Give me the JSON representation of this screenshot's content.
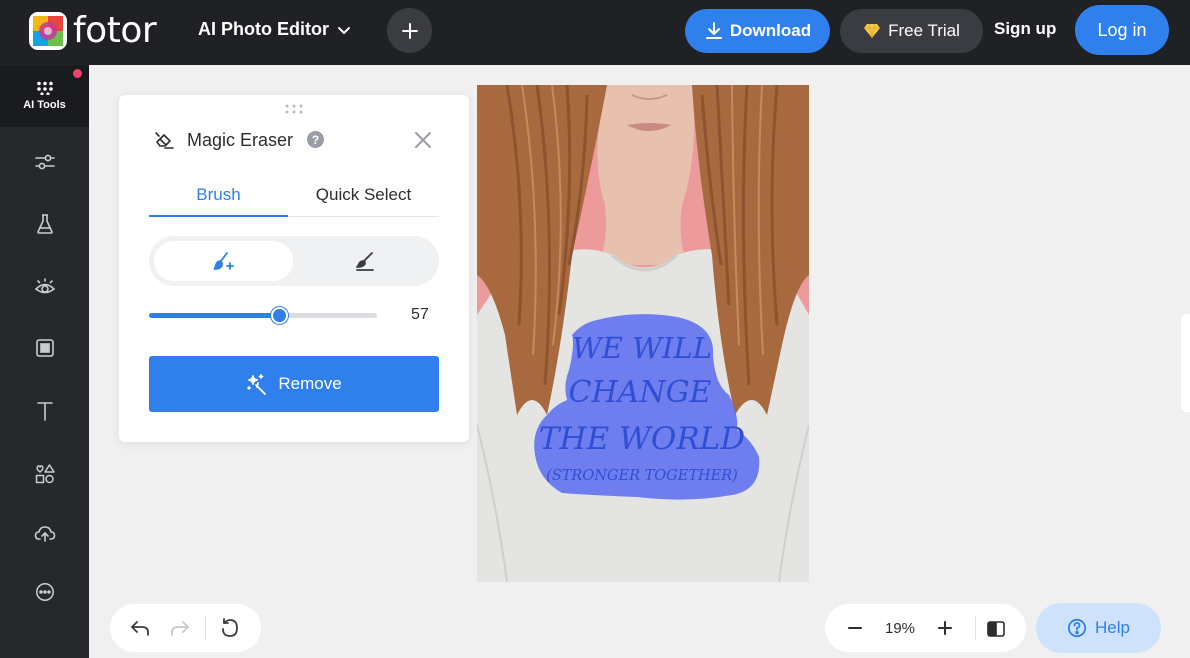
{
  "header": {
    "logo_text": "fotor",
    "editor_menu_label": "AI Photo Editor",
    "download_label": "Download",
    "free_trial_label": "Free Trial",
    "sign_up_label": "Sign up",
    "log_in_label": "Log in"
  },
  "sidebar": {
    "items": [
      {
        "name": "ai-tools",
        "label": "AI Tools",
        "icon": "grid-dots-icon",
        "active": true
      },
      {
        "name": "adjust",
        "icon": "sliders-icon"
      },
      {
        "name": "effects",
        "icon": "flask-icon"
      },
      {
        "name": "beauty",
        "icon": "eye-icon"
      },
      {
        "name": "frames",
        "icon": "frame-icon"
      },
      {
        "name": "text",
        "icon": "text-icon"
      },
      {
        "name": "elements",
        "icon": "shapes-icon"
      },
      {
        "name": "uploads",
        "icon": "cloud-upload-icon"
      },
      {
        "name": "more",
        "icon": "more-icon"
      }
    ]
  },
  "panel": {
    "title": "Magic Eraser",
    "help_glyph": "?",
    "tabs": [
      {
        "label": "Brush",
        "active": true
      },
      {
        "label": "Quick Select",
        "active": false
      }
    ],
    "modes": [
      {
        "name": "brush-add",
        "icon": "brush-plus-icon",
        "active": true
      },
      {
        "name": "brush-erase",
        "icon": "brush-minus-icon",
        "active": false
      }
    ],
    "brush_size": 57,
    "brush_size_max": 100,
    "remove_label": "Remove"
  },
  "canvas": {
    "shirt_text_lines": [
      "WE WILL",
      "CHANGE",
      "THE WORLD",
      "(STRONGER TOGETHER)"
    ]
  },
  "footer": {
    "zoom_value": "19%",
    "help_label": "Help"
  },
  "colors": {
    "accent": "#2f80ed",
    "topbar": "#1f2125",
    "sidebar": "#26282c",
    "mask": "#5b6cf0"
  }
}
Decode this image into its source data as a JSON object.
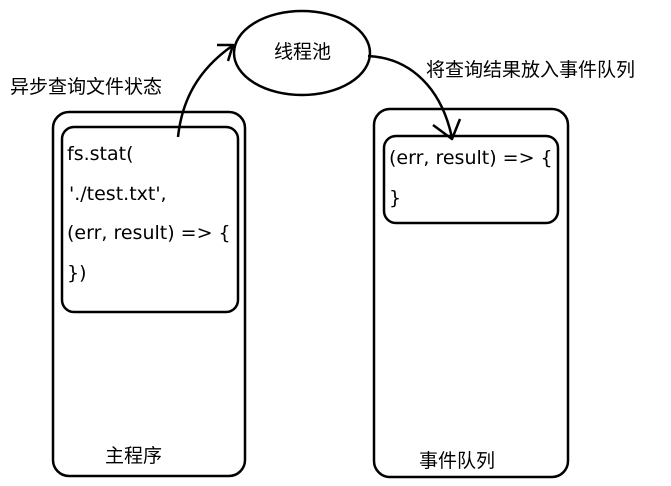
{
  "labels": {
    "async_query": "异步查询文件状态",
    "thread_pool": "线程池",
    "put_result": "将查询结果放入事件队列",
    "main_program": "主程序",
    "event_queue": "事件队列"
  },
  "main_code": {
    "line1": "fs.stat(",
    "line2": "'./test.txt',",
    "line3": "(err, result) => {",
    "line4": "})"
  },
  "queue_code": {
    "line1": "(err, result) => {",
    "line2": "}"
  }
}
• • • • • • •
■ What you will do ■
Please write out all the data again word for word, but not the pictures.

■ Solution to this task ■
Give me the JSON representation of this screenshot's content.
{
  "header": {
    "logo_text": "fotor",
    "editor_menu_label": "AI Photo Editor",
    "download_label": "Download",
    "free_trial_label": "Free Trial",
    "sign_up_label": "Sign up",
    "log_in_label": "Log in"
  },
  "sidebar": {
    "items": [
      {
        "name": "ai-tools",
        "label": "AI Tools",
        "icon": "grid-dots-icon",
        "active": true
      },
      {
        "name": "adjust",
        "icon": "sliders-icon"
      },
      {
        "name": "effects",
        "icon": "flask-icon"
      },
      {
        "name": "beauty",
        "icon": "eye-icon"
      },
      {
        "name": "frames",
        "icon": "frame-icon"
      },
      {
        "name": "text",
        "icon": "text-icon"
      },
      {
        "name": "elements",
        "icon": "shapes-icon"
      },
      {
        "name": "uploads",
        "icon": "cloud-upload-icon"
      },
      {
        "name": "more",
        "icon": "more-icon"
      }
    ]
  },
  "panel": {
    "title": "Magic Eraser",
    "help_glyph": "?",
    "tabs": [
      {
        "label": "Brush",
        "active": true
      },
      {
        "label": "Quick Select",
        "active": false
      }
    ],
    "modes": [
      {
        "name": "brush-add",
        "icon": "brush-plus-icon",
        "active": true
      },
      {
        "name": "brush-erase",
        "icon": "brush-minus-icon",
        "active": false
      }
    ],
    "brush_size": 57,
    "brush_size_max": 100,
    "remove_label": "Remove"
  },
  "canvas": {
    "shirt_text_lines": [
      "WE WILL",
      "CHANGE",
      "THE WORLD",
      "(STRONGER TOGETHER)"
    ]
  },
  "footer": {
    "zoom_value": "19%",
    "help_label": "Help"
  },
  "colors": {
    "accent": "#2f80ed",
    "topbar": "#1f2125",
    "sidebar": "#26282c",
    "mask": "#5b6cf0"
  }
}
Decode this image into its source data as a JSON object.
{
  "labels": {
    "async_query": "异步查询文件状态",
    "thread_pool": "线程池",
    "put_result": "将查询结果放入事件队列",
    "main_program": "主程序",
    "event_queue": "事件队列"
  },
  "main_code": {
    "line1": "fs.stat(",
    "line2": "'./test.txt',",
    "line3": "(err, result) => {",
    "line4": "})"
  },
  "queue_code": {
    "line1": "(err, result) => {",
    "line2": "}"
  }
}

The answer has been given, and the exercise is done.